of asian contractors had one major contracts. it was about 40% asian, 30% black, maybe 25% white, and 1% black on the work force. when i asked my boss if we could keep statistics on the local hires, she said no way. the prevailing wage enforcement was light. rarely, after hours or on weekends, was there any enforcement. check them all the way around. thank you. supervisor avalos: thank you. next speaker, please. >> hello, madam chair, supervisors. my name is macy lions. i am a resident of bayview hunters point and have been for the last 27 years. i represent the osiris coalition from the southeast community.
i am here in support of local hire. i myself in the past have worked in construction, but i got out of the trains because of the lack of work. i do different work now, but i know plenty of people who have not been able to do that. they have not had the opportunity. they have not been blessed to transition. this is not about pitting worker against worker. for some unions to say that citybuild or ycd or abu are taking all the jobs from them is totally untrue and false. the fact is that because of the reports ms. lester did, 80% of the work is going to people outside of san francisco. that is not fair. we are talking about a fair distribution of the work
between san francisco construction workers -- construction workers between san francisco and those who live outside of the city. this would make all of the difference in the world for our construction work force. i know plenty of people that are out of work, and journeymen and apprentices. we really support this. i think it will make a big difference for the people in bayview hunters point who suffer from the highest unemployment in the city, i believe. thank you. supervisor avalos: thank you. next speaker, please. >> supervisors, how are you. i am a member of the chinese president association.
my husband is a plumber right now. he is unemployed. each month, he has only a few days of work. this is not just limited to him. his friends are also like that. when people do not have work, they have to move to another city. some of them even had to move back to turn up. -- move back to china. the chinese progressive association main goal is to pursue back wages for workers. in the past few years, there are

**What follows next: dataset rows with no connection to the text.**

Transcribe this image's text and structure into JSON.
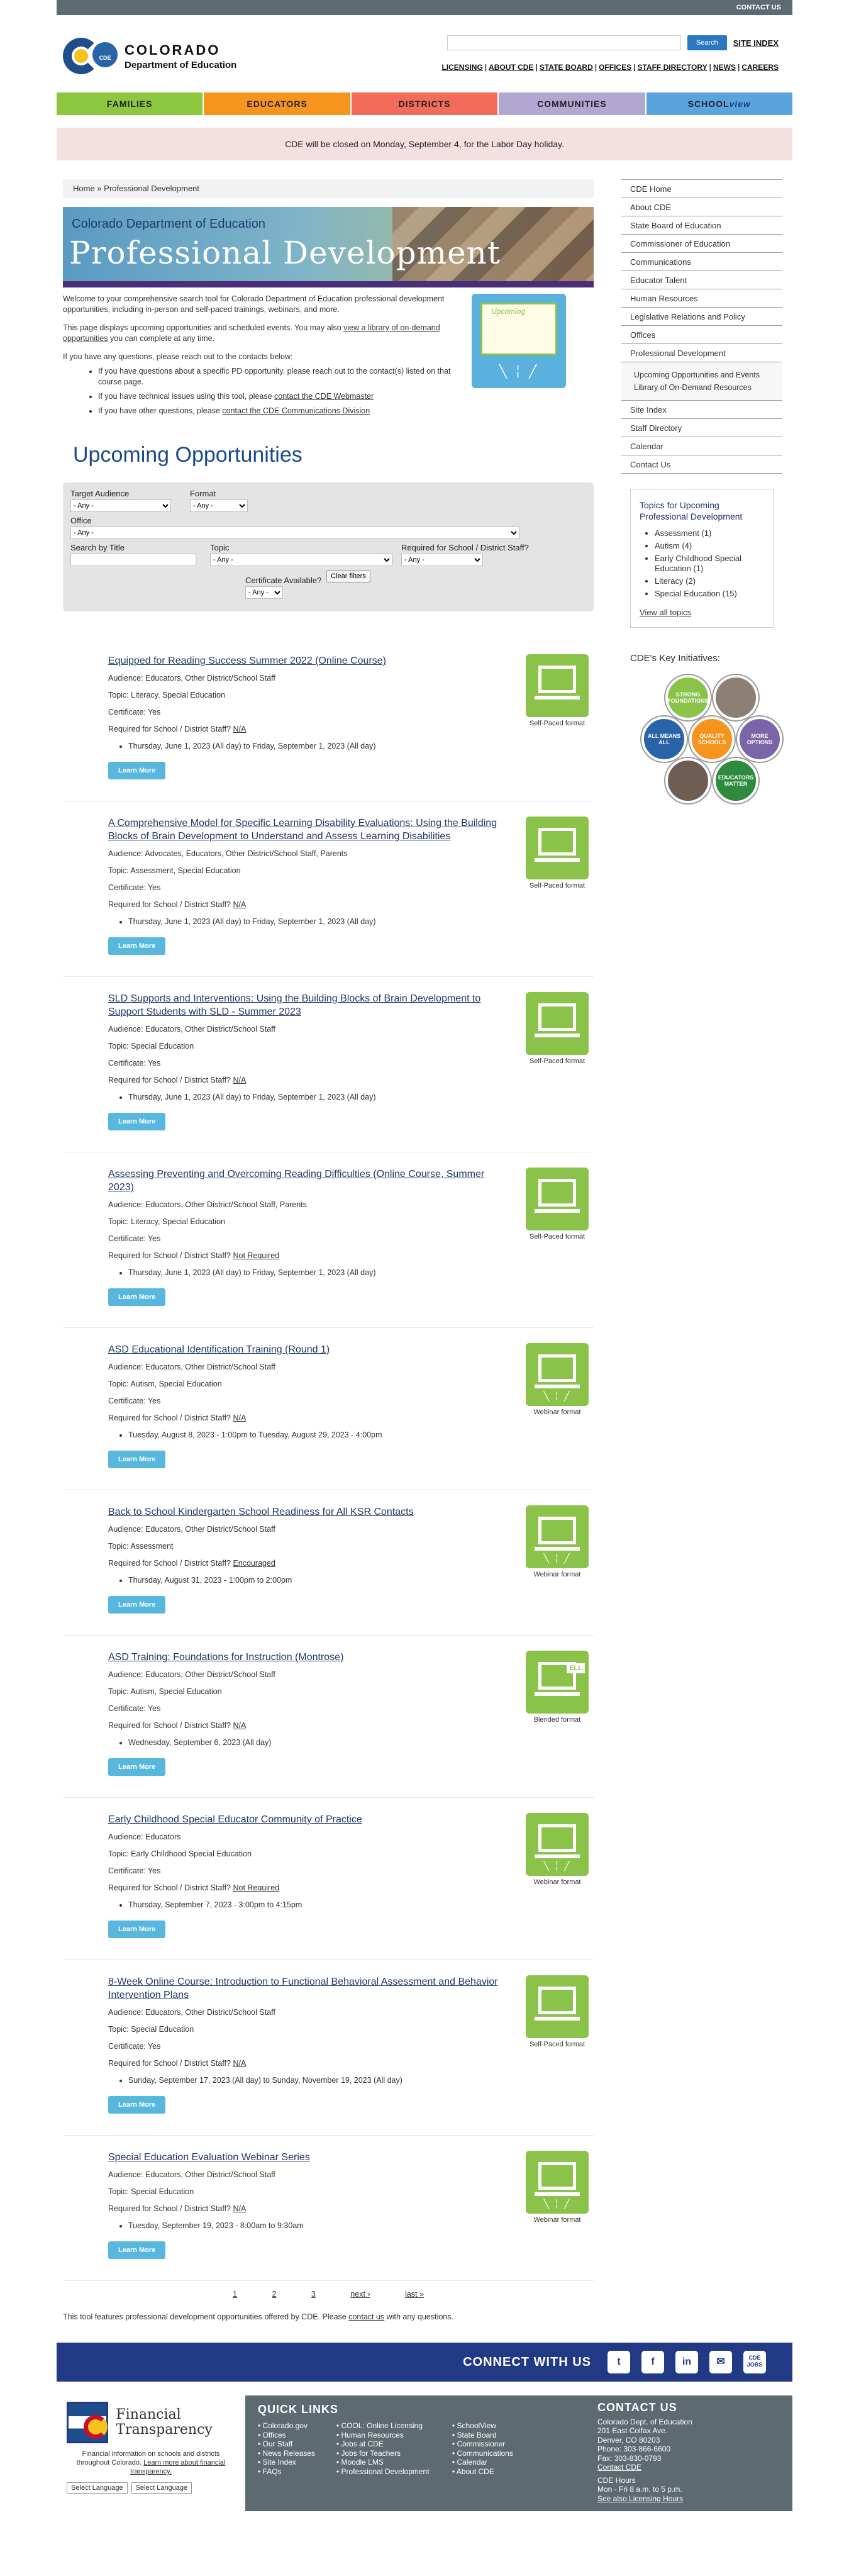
{
  "topbar": {
    "contact": "CONTACT US"
  },
  "header": {
    "logo_line1": "COLORADO",
    "logo_line2": "Department of Education",
    "logo_badge": "CDE",
    "search_placeholder": "",
    "search_button": "Search",
    "site_index": "SITE INDEX",
    "util_links": [
      "LICENSING",
      "ABOUT CDE",
      "STATE BOARD",
      "OFFICES",
      "STAFF DIRECTORY",
      "NEWS",
      "CAREERS"
    ]
  },
  "nav": {
    "families": "FAMILIES",
    "educators": "EDUCATORS",
    "districts": "DISTRICTS",
    "communities": "COMMUNITIES",
    "schoolview_a": "SCHOOL",
    "schoolview_b": "view"
  },
  "alert": "CDE will be closed on Monday, September 4, for the Labor Day holiday.",
  "breadcrumb": {
    "home": "Home",
    "sep": " » ",
    "current": "Professional Development"
  },
  "banner": {
    "sub": "Colorado Department of Education",
    "title": "Professional Development"
  },
  "intro": {
    "p1": "Welcome to your comprehensive search tool for Colorado Department of Education professional development opportunities, including in-person and self-paced trainings, webinars, and more.",
    "p2a": "This page displays upcoming opportunities and scheduled events. You may also ",
    "p2link": "view a library of on-demand opportunities",
    "p2b": " you can complete at any time.",
    "p3": "If you have any questions, please reach out to the contacts below:",
    "b1": "If you have questions about a specific PD opportunity, please reach out to the contact(s) listed on that course page.",
    "b2a": "If you have technical issues using this tool, please ",
    "b2link": "contact the CDE Webmaster",
    "b3a": "If you have other questions, please ",
    "b3link": "contact the CDE Communications Division",
    "cal_title": "Upcoming"
  },
  "heading": "Upcoming Opportunities",
  "filters": {
    "target_label": "Target Audience",
    "target_val": "- Any -",
    "format_label": "Format",
    "format_val": "- Any -",
    "office_label": "Office",
    "office_val": "- Any -",
    "search_label": "Search by Title",
    "topic_label": "Topic",
    "topic_val": "- Any -",
    "required_label": "Required for School / District Staff?",
    "required_val": "- Any -",
    "cert_label": "Certificate Available?",
    "cert_val": "- Any -",
    "clear": "Clear filters"
  },
  "events": [
    {
      "title": "Equipped for Reading Success Summer 2022 (Online Course)",
      "audience": "Audience: Educators, Other District/School Staff",
      "topic": "Topic: Literacy, Special Education",
      "cert": "Certificate: Yes",
      "req_label": "Required for School / District Staff? ",
      "req": "N/A",
      "date": "Thursday, June 1, 2023 (All day) to Friday, September 1, 2023 (All day)",
      "fmt": "Self-Paced format"
    },
    {
      "title": "A Comprehensive Model for Specific Learning Disability Evaluations: Using the Building Blocks of Brain Development to Understand and Assess Learning Disabilities",
      "audience": "Audience: Advocates, Educators, Other District/School Staff, Parents",
      "topic": "Topic: Assessment, Special Education",
      "cert": "Certificate: Yes",
      "req_label": "Required for School / District Staff? ",
      "req": "N/A",
      "date": "Thursday, June 1, 2023 (All day) to Friday, September 1, 2023 (All day)",
      "fmt": "Self-Paced format"
    },
    {
      "title": "SLD Supports and Interventions: Using the Building Blocks of Brain Development to Support Students with SLD - Summer 2023",
      "audience": "Audience: Educators, Other District/School Staff",
      "topic": "Topic: Special Education",
      "cert": "Certificate: Yes",
      "req_label": "Required for School / District Staff? ",
      "req": "N/A",
      "date": "Thursday, June 1, 2023 (All day) to Friday, September 1, 2023 (All day)",
      "fmt": "Self-Paced format"
    },
    {
      "title": "Assessing Preventing and Overcoming Reading Difficulties (Online Course, Summer 2023)",
      "audience": "Audience: Educators, Other District/School Staff, Parents",
      "topic": "Topic: Literacy, Special Education",
      "cert": "Certificate: Yes",
      "req_label": "Required for School / District Staff? ",
      "req": "Not Required",
      "date": "Thursday, June 1, 2023 (All day) to Friday, September 1, 2023 (All day)",
      "fmt": "Self-Paced format"
    },
    {
      "title": "ASD Educational Identification Training (Round 1)",
      "audience": "Audience: Educators, Other District/School Staff",
      "topic": "Topic: Autism, Special Education",
      "cert": "Certificate: Yes",
      "req_label": "Required for School / District Staff? ",
      "req": "N/A",
      "date": "Tuesday, August 8, 2023 - 1:00pm to Tuesday, August 29, 2023 - 4:00pm",
      "fmt": "Webinar format"
    },
    {
      "title": "Back to School Kindergarten School Readiness for All KSR Contacts",
      "audience": "Audience: Educators, Other District/School Staff",
      "topic": "Topic: Assessment",
      "cert": "",
      "req_label": "Required for School / District Staff? ",
      "req": "Encouraged",
      "date": "Thursday, August 31, 2023 - 1:00pm to 2:00pm",
      "fmt": "Webinar format"
    },
    {
      "title": "ASD Training: Foundations for Instruction (Montrose)",
      "audience": "Audience: Educators, Other District/School Staff",
      "topic": "Topic: Autism, Special Education",
      "cert": "Certificate: Yes",
      "req_label": "Required for School / District Staff? ",
      "req": "N/A",
      "date": "Wednesday, September 6, 2023 (All day)",
      "fmt": "Blended format"
    },
    {
      "title": "Early Childhood Special Educator Community of Practice",
      "audience": "Audience: Educators",
      "topic": "Topic: Early Childhood Special Education",
      "cert": "Certificate: Yes",
      "req_label": "Required for School / District Staff? ",
      "req": "Not Required",
      "date": "Thursday, September 7, 2023 - 3:00pm to 4:15pm",
      "fmt": "Webinar format"
    },
    {
      "title": "8-Week Online Course: Introduction to Functional Behavioral Assessment and Behavior Intervention Plans",
      "audience": "Audience: Educators, Other District/School Staff",
      "topic": "Topic: Special Education",
      "cert": "Certificate: Yes",
      "req_label": "Required for School / District Staff? ",
      "req": "N/A",
      "date": "Sunday, September 17, 2023 (All day) to Sunday, November 19, 2023 (All day)",
      "fmt": "Self-Paced format"
    },
    {
      "title": "Special Education Evaluation Webinar Series",
      "audience": "Audience: Educators, Other District/School Staff",
      "topic": "Topic: Special Education",
      "cert": "",
      "req_label": "Required for School / District Staff? ",
      "req": "N/A",
      "date": "Tuesday, September 19, 2023 - 8:00am to 9:30am",
      "fmt": "Webinar format"
    }
  ],
  "learn_more": "Learn More",
  "pager": {
    "p1": "1",
    "p2": "2",
    "p3": "3",
    "next": "next ›",
    "last": "last »"
  },
  "disclaimer_a": "This tool features professional development opportunities offered by CDE. Please ",
  "disclaimer_link": "contact us",
  "disclaimer_b": " with any questions.",
  "sidenav": {
    "items_top": [
      "CDE Home",
      "About CDE",
      "State Board of Education",
      "Commissioner of Education",
      "Communications",
      "Educator Talent",
      "Human Resources",
      "Legislative Relations and Policy",
      "Offices",
      "Professional Development"
    ],
    "sub": [
      "Upcoming Opportunities and Events",
      "Library of On-Demand Resources"
    ],
    "items_bottom": [
      "Site Index",
      "Staff Directory",
      "Calendar",
      "Contact Us"
    ]
  },
  "topics": {
    "title": "Topics for Upcoming Professional Development",
    "items": [
      "Assessment (1)",
      "Autism (4)",
      "Early Childhood Special Education (1)",
      "Literacy (2)",
      "Special Education (15)"
    ],
    "view_all": "View all topics"
  },
  "initiatives": {
    "title": "CDE's Key Initiatives:",
    "items": [
      "STRONG FOUNDATIONS",
      "",
      "ALL MEANS ALL",
      "QUALITY SCHOOLS",
      "MORE OPTIONS",
      "",
      "EDUCATORS MATTER"
    ]
  },
  "connect": {
    "label": "CONNECT WITH US",
    "social": [
      "t",
      "f",
      "in",
      "✉",
      "CDE JOBS"
    ]
  },
  "footer": {
    "brand": "Financial Transparency",
    "desc_a": "Financial information on schools and districts throughout Colorado. ",
    "desc_link": "Learn more about financial transparency.",
    "lang1": "Select Language",
    "lang2": "Select Language",
    "quick_title": "QUICK LINKS",
    "col1": [
      "Colorado.gov",
      "Offices",
      "Our Staff",
      "News Releases",
      "Site Index",
      "FAQs"
    ],
    "col2": [
      "COOL: Online Licensing",
      "Human Resources",
      "Jobs at CDE",
      "Jobs for Teachers",
      "Moodle LMS",
      "Professional Development"
    ],
    "col3": [
      "SchoolView",
      "State Board",
      "Commissioner",
      "Communications",
      "Calendar",
      "About CDE"
    ],
    "contact_title": "CONTACT US",
    "contact": [
      "Colorado Dept. of Education",
      "201 East Colfax Ave.",
      "Denver, CO 80203",
      "Phone: 303-866-6600",
      "Fax: 303-830-0793"
    ],
    "contact_link": "Contact CDE",
    "hours_title": "CDE Hours",
    "hours": "Mon - Fri 8 a.m. to 5 p.m.",
    "hours_link": "See also Licensing Hours"
  }
}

a very small amount of workers coming to our association to ask for back wages. but recently, there are more construction workers to come to complain to us. some of the bosses hold their workers from $5,000 to tens of thousands of dollars. do you know why they continue to do that? it is because they do not have any job opportunities and they have to work for unconscionable employers. so these employers continue to deprive them of their wages and also their opportunity to work.
to provide employment opportunities for local workers is reasonable and logical, because it local citizens do not have any work, the government would not have any tax revenue. also, the citizens would not have money to consume, and then the economic opportunity for the whole city would be deprived. to hire local workers can help local workers' livelihood and increase the local cy revenue
, and decrease government subsidies. it can also promote local economic prosperity, and also provides local workers at a stable home. although hiring local construction workers is the first step, this hopefully will bring other trades to have that kind of opportunity. i hope this legislation will implement quickly and that local people would have job opportunities and take care of their families. supervisor avalos: thank you. next speaker, please. >> my name is ace